> _EXERCISE OBJECTIVE_:
Which lines below contain the word "salad"? Copy each of them.

Web page and app entries
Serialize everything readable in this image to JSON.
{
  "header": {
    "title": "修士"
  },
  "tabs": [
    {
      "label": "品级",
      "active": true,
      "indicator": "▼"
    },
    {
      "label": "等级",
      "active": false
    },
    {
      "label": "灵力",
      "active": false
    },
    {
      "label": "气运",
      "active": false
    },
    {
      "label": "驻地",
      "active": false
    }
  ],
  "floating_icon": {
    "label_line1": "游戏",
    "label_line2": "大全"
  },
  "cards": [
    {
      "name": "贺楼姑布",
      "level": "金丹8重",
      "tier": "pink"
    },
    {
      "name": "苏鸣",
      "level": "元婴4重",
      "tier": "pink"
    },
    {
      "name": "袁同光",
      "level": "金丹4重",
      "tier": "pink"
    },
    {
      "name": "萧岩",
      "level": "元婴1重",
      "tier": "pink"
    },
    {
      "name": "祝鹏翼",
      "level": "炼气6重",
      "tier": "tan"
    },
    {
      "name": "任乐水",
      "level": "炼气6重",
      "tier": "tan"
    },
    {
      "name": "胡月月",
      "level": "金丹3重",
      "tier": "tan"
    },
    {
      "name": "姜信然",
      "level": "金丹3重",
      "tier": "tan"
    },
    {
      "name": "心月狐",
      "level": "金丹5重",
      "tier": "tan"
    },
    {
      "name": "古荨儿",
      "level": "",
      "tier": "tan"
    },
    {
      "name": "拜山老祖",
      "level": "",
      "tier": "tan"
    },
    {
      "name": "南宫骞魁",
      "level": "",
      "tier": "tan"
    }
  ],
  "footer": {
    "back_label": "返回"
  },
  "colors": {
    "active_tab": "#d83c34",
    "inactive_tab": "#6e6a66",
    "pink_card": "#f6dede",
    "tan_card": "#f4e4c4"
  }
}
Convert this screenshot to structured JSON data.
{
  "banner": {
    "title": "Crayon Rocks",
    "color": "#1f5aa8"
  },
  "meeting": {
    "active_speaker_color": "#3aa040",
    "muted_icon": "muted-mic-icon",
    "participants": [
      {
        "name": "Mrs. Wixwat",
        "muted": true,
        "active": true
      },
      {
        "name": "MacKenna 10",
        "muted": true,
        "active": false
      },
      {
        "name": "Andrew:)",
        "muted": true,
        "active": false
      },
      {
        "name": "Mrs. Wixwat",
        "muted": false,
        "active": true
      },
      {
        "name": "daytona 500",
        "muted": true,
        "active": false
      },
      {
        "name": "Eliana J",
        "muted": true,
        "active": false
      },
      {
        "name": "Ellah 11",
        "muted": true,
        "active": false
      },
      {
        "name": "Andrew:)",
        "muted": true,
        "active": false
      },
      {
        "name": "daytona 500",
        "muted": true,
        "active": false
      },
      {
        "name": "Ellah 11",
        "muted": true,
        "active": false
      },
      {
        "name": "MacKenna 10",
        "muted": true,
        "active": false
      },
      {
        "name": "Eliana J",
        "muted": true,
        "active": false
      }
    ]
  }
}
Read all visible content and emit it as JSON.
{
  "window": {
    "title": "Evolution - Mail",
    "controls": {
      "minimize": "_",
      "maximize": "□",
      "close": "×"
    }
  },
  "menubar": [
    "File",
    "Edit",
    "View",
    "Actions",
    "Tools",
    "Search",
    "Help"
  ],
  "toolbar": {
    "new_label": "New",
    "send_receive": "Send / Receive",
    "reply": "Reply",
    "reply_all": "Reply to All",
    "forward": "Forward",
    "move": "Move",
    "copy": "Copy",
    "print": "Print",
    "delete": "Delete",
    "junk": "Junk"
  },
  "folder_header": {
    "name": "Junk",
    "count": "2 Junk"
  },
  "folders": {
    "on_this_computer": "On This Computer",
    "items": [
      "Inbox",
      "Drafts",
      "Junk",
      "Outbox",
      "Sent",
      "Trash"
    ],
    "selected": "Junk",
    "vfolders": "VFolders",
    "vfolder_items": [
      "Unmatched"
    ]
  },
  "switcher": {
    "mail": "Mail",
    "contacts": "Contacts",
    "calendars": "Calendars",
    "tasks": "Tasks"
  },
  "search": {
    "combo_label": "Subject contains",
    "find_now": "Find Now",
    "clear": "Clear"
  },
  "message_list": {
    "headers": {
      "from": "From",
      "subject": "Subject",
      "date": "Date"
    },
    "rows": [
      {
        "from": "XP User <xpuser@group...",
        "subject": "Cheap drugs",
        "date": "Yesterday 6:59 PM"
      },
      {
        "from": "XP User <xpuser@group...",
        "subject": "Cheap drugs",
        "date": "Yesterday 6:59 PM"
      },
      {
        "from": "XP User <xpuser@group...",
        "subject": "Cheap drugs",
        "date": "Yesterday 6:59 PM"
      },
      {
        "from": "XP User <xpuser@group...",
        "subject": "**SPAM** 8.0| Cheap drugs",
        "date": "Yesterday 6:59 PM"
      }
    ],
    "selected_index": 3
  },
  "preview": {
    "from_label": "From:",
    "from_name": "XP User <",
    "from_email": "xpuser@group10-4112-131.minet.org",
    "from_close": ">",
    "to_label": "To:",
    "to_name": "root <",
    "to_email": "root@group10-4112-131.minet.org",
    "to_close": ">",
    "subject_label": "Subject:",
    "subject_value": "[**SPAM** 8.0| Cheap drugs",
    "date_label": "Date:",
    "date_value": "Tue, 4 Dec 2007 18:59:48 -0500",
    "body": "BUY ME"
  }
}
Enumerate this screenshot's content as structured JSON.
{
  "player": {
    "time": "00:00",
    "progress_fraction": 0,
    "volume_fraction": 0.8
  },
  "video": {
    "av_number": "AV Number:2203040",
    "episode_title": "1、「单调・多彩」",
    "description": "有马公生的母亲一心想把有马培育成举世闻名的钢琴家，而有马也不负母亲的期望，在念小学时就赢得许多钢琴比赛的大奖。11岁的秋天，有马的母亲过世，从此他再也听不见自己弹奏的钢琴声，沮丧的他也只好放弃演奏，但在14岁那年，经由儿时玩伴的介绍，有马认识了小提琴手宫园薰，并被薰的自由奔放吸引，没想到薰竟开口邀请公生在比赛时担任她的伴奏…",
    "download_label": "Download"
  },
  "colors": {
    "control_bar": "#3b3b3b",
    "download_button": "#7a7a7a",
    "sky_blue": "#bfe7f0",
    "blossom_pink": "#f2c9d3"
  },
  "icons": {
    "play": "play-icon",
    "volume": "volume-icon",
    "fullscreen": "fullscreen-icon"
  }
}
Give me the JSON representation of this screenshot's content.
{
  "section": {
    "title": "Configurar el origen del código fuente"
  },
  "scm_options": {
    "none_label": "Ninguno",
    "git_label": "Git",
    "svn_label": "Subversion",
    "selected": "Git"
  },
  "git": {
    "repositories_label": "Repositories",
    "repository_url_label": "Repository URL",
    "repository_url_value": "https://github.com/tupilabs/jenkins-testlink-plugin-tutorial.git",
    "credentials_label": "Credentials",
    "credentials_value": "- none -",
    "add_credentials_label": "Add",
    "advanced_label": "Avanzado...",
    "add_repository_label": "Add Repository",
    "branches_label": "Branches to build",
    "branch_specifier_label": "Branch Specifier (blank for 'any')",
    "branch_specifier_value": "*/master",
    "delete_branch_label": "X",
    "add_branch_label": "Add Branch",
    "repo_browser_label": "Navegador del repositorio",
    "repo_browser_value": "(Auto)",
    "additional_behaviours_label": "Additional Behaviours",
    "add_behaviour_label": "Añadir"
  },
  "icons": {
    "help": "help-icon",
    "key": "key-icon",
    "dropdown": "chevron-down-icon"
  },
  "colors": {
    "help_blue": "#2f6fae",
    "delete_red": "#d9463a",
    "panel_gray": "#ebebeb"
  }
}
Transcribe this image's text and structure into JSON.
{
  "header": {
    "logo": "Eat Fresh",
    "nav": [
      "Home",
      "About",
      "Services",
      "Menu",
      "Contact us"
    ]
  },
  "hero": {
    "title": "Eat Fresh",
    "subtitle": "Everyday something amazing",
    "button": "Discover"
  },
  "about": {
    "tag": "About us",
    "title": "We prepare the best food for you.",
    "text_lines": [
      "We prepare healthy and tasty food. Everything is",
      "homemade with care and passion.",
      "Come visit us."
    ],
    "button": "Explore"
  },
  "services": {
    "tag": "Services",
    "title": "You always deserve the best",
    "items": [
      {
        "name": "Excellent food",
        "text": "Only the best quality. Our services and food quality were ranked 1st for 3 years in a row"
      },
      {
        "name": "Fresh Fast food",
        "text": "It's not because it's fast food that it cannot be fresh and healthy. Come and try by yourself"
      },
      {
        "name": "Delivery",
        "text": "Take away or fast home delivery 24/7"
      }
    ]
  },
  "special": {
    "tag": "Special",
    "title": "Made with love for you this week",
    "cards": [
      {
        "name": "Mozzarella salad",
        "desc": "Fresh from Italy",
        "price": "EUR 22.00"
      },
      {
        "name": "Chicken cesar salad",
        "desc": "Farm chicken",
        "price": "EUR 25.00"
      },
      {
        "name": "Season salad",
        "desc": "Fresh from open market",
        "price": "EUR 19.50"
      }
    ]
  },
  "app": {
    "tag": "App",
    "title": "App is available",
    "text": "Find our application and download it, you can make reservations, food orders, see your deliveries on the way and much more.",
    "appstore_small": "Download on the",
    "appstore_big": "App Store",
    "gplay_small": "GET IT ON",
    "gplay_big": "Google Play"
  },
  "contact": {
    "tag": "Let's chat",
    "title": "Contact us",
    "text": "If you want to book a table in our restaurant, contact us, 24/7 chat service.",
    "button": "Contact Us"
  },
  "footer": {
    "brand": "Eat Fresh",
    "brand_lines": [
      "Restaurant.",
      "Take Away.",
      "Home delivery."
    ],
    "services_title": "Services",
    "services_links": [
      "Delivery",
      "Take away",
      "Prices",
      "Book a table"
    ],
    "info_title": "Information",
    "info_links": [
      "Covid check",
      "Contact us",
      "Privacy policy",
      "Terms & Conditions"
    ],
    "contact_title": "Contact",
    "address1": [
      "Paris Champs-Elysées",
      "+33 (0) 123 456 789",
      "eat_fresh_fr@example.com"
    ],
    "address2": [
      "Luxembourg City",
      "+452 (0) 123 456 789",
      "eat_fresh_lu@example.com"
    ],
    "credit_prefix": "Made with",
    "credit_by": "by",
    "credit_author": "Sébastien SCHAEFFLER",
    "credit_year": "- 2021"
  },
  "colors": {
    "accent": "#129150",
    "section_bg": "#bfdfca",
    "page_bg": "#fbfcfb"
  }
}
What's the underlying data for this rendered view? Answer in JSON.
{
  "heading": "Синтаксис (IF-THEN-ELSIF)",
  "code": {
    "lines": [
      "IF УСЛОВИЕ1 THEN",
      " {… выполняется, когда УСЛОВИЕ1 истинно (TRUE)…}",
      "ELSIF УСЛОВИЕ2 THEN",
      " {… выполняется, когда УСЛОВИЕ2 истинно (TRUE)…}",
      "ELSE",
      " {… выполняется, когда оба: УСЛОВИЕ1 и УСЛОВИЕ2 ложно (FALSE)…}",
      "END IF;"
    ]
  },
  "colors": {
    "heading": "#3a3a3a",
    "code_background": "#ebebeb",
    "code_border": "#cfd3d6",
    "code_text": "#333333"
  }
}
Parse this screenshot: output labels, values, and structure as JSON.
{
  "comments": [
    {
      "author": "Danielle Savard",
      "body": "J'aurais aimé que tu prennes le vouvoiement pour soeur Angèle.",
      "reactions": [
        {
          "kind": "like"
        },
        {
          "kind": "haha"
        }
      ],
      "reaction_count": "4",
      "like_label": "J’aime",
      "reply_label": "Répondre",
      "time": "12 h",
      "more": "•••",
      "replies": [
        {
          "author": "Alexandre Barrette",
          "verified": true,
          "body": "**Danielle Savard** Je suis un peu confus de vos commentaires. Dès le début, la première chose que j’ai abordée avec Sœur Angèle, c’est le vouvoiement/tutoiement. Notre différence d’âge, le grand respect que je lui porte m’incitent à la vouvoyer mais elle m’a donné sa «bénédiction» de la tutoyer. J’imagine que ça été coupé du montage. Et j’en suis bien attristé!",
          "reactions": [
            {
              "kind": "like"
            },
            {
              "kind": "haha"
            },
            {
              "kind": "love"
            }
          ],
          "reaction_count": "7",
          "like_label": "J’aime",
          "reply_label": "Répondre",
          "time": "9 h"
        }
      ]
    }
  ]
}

> _EXERCISE ANSWER_:
        "name": "Mozzarella salad",
        "name": "Chicken cesar salad",
        "name": "Season salad",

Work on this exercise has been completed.